The lack of coordination among neurologists and psychiatrists can present a serious impediment to patient care.  Neurologists know that roughly 60% of their Multiple Sclerosis (MS) patients will experience an episode of clinical depression directly caused by a MS lesion and that roughly 30% of their stroke patients will experience depression, anxiety or PTSD like symptoms as a result of their brain injury.  Often neurologists can point to a spot on an MRI and know what kinds of cognitive and/or emotional symptoms their patients are likely to be experiencing, and yet, they do not have the training and skill sets to properly diagnose or treat these conditions. They must refer such patients to a psychiatrist.  On the other hand, psychiatrists rarely have the ability to read an MRI, cannot fully understand the other symptoms that a MS or stroke patient is experiencing, and lack training in communication skills required for treating patients who have difficulty speaking.

Neurologists have developed strategies for having patients with aphasia answer questions with hand squeezes etc., but they do not always know what questions to ask in order to elicit meaningful information about their patients’ emotional states.  Psychiatrists know what questions to ask, but not how to frame them in a way that a physically impaired patient can respond.  Neurologists are used to speaking for their patients with other medical professionals when their patients cannot speak for themselves or are unable to recognize what is wrong with them.  For example, a neurologist might arrange a series of sessions with an occupational therapist and explain that their patient is unable to see on one side of his/her visual field but does not know they cannot see half of the world.  The neurologist will tell the occupational therapist that he/she will need to teach the patient to use mirrors or other techniques to bring things to where they can see them.  However, a neurologist cannot schedule visits with a psychiatrist and explain to the other doctor that  the patient has suffered damage to the part of his brain that calibrates emotional responses and plans and organizes actions and will need to be taught new strategies to deal with his frustration and emotional volatility.  Looking for a cause of his emotional problems in childhood experiences or current marital problems would be a waste of time.   The mirror image of this problem occurs when a patient with a pre-existing psychiatric condition suffers a head injury or stroke.  Without a full medical history, neurologists cannot tell whether involuntary movements are the result of injury to the cerebellum or by antipsychotic medications.  They cannot tell whether a change in emotional state indicates that the patient has had a second stroke or new MS lesion and needs an MRI, or if they have stopped taking their bipolar medications and needs to be encouraged to restart that treatment.
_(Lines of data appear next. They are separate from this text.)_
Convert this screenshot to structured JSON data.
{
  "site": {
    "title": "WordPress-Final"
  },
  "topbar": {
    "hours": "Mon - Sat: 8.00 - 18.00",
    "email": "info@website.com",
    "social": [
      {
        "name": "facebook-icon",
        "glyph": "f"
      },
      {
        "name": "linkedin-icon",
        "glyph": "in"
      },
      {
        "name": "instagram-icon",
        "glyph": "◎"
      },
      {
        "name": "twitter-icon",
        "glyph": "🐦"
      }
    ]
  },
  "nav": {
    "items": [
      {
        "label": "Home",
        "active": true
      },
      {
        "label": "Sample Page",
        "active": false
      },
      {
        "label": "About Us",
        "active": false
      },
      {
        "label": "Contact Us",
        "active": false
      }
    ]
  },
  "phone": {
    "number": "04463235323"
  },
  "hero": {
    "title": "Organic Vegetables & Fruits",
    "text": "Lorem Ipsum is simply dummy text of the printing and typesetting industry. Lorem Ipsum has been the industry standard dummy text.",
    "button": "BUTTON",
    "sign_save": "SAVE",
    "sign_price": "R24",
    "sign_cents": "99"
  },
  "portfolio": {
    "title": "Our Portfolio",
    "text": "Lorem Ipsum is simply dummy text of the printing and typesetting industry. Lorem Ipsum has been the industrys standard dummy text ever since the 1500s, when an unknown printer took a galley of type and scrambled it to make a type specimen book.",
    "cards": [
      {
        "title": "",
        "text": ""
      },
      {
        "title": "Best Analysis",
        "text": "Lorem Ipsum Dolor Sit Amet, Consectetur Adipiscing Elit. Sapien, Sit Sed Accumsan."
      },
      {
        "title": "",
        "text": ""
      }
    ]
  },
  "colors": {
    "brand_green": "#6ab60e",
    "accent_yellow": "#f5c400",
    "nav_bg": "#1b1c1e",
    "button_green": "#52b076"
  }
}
Regardless of what the medical profession decides to do about the way it organizes itself, the present policies of strict segregation between psychiatry and the rest of the medical profession is unsustainable. And, quite frankly, not optimal care for the patient. Patients with psychiatric conditions need to have an integrated treatment plan for their health.  Unfortunately, in the name of protecting patients from discrimination by other medical professionals, they are being denied the kind of coordination of care that would give them the best chance of living a long and healthy life. 
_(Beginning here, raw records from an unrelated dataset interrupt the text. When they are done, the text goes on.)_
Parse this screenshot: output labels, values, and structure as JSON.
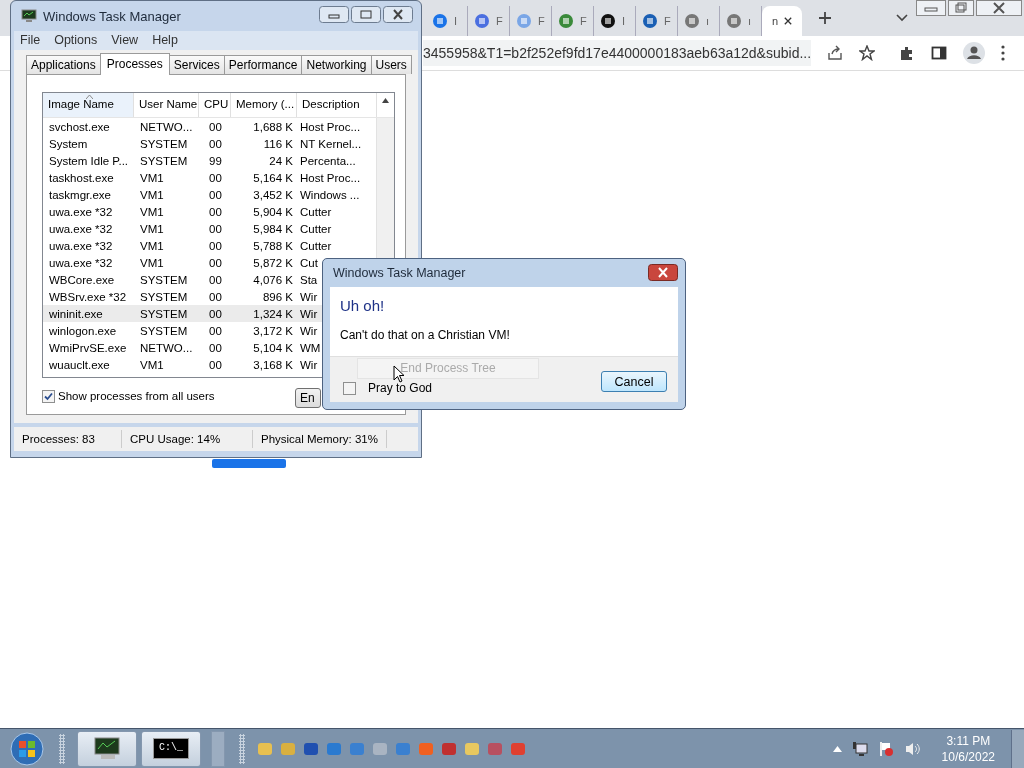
{
  "browser": {
    "tabs": [
      {
        "label": "I",
        "selected": false
      },
      {
        "label": "F",
        "selected": false
      },
      {
        "label": "F",
        "selected": false
      },
      {
        "label": "F",
        "selected": false
      },
      {
        "label": "I",
        "selected": false
      },
      {
        "label": "F",
        "selected": false
      },
      {
        "label": "ı",
        "selected": false
      },
      {
        "label": "ı",
        "selected": false
      },
      {
        "label": "n",
        "selected": true
      }
    ],
    "url": "3455958&T1=b2f252ef9fd17e4400000183aeb63a12d&subid..."
  },
  "task_manager": {
    "title": "Windows Task Manager",
    "menu": [
      "File",
      "Options",
      "View",
      "Help"
    ],
    "tabs": [
      {
        "label": "Applications",
        "selected": false
      },
      {
        "label": "Processes",
        "selected": true
      },
      {
        "label": "Services",
        "selected": false
      },
      {
        "label": "Performance",
        "selected": false
      },
      {
        "label": "Networking",
        "selected": false
      },
      {
        "label": "Users",
        "selected": false
      }
    ],
    "columns": [
      "Image Name",
      "User Name",
      "CPU",
      "Memory (...",
      "Description"
    ],
    "rows": [
      {
        "cells": [
          "svchost.exe",
          "NETWO...",
          "00",
          "1,688 K",
          "Host Proc..."
        ],
        "selected": false
      },
      {
        "cells": [
          "System",
          "SYSTEM",
          "00",
          "116 K",
          "NT Kernel..."
        ],
        "selected": false
      },
      {
        "cells": [
          "System Idle P...",
          "SYSTEM",
          "99",
          "24 K",
          "Percenta..."
        ],
        "selected": false
      },
      {
        "cells": [
          "taskhost.exe",
          "VM1",
          "00",
          "5,164 K",
          "Host Proc..."
        ],
        "selected": false
      },
      {
        "cells": [
          "taskmgr.exe",
          "VM1",
          "00",
          "3,452 K",
          "Windows ..."
        ],
        "selected": false
      },
      {
        "cells": [
          "uwa.exe *32",
          "VM1",
          "00",
          "5,904 K",
          "Cutter"
        ],
        "selected": false
      },
      {
        "cells": [
          "uwa.exe *32",
          "VM1",
          "00",
          "5,984 K",
          "Cutter"
        ],
        "selected": false
      },
      {
        "cells": [
          "uwa.exe *32",
          "VM1",
          "00",
          "5,788 K",
          "Cutter"
        ],
        "selected": false
      },
      {
        "cells": [
          "uwa.exe *32",
          "VM1",
          "00",
          "5,872 K",
          "Cut"
        ],
        "selected": false
      },
      {
        "cells": [
          "WBCore.exe",
          "SYSTEM",
          "00",
          "4,076 K",
          "Sta"
        ],
        "selected": false
      },
      {
        "cells": [
          "WBSrv.exe *32",
          "SYSTEM",
          "00",
          "896 K",
          "Wir"
        ],
        "selected": false
      },
      {
        "cells": [
          "wininit.exe",
          "SYSTEM",
          "00",
          "1,324 K",
          "Wir"
        ],
        "selected": true
      },
      {
        "cells": [
          "winlogon.exe",
          "SYSTEM",
          "00",
          "3,172 K",
          "Wir"
        ],
        "selected": false
      },
      {
        "cells": [
          "WmiPrvSE.exe",
          "NETWO...",
          "00",
          "5,104 K",
          "WM"
        ],
        "selected": false
      },
      {
        "cells": [
          "wuauclt.exe",
          "VM1",
          "00",
          "3,168 K",
          "Wir"
        ],
        "selected": false
      }
    ],
    "show_all_users": {
      "label": "Show processes from all users",
      "checked": true
    },
    "end_button": "En",
    "status": [
      "Processes: 83",
      "CPU Usage: 14%",
      "Physical Memory: 31%"
    ]
  },
  "dialog": {
    "title": "Windows Task Manager",
    "heading": "Uh oh!",
    "message": "Can't do that on a Christian VM!",
    "ghost_button": "End Process Tree",
    "checkbox": {
      "label": "Pray to God",
      "checked": false
    },
    "cancel": "Cancel"
  },
  "taskbar": {
    "console_label": "C:\\_",
    "time": "3:11 PM",
    "date": "10/6/2022"
  }
}
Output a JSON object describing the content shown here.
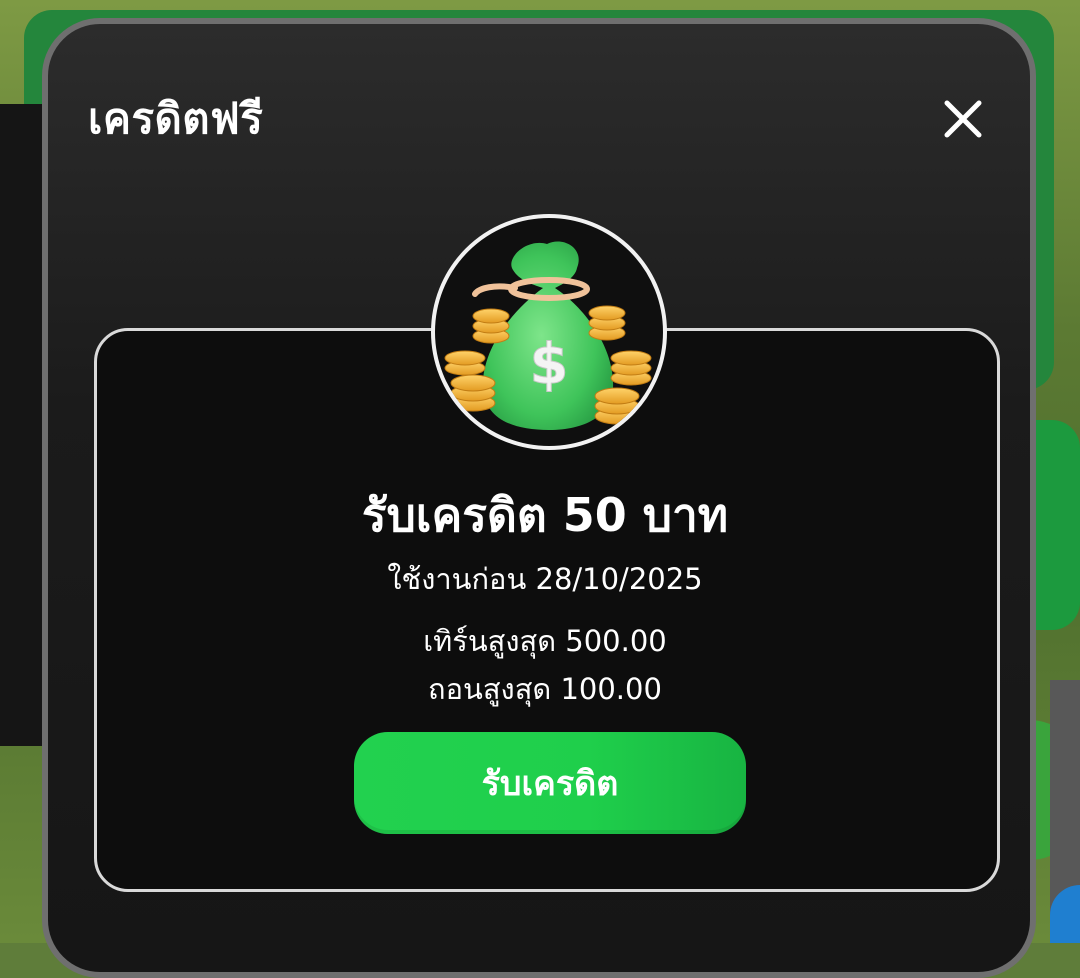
{
  "modal": {
    "title": "เครดิตฟรี",
    "close_icon": "close-icon",
    "bonus_icon": "money-bag-icon"
  },
  "offer": {
    "title": "รับเครดิต 50 บาท",
    "expiry": "ใช้งานก่อน 28/10/2025",
    "turnover": "เทิร์นสูงสุด 500.00",
    "max_withdraw": "ถอนสูงสุด 100.00",
    "claim_label": "รับเครดิต"
  },
  "colors": {
    "accent": "#22d14f",
    "modal_bg": "#1b1b1b",
    "text": "#ffffff"
  }
}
Karen Lankford, PhD.
Neuroscientist Researcher
Yale University
Science Advisor for the American Mental Wellness Association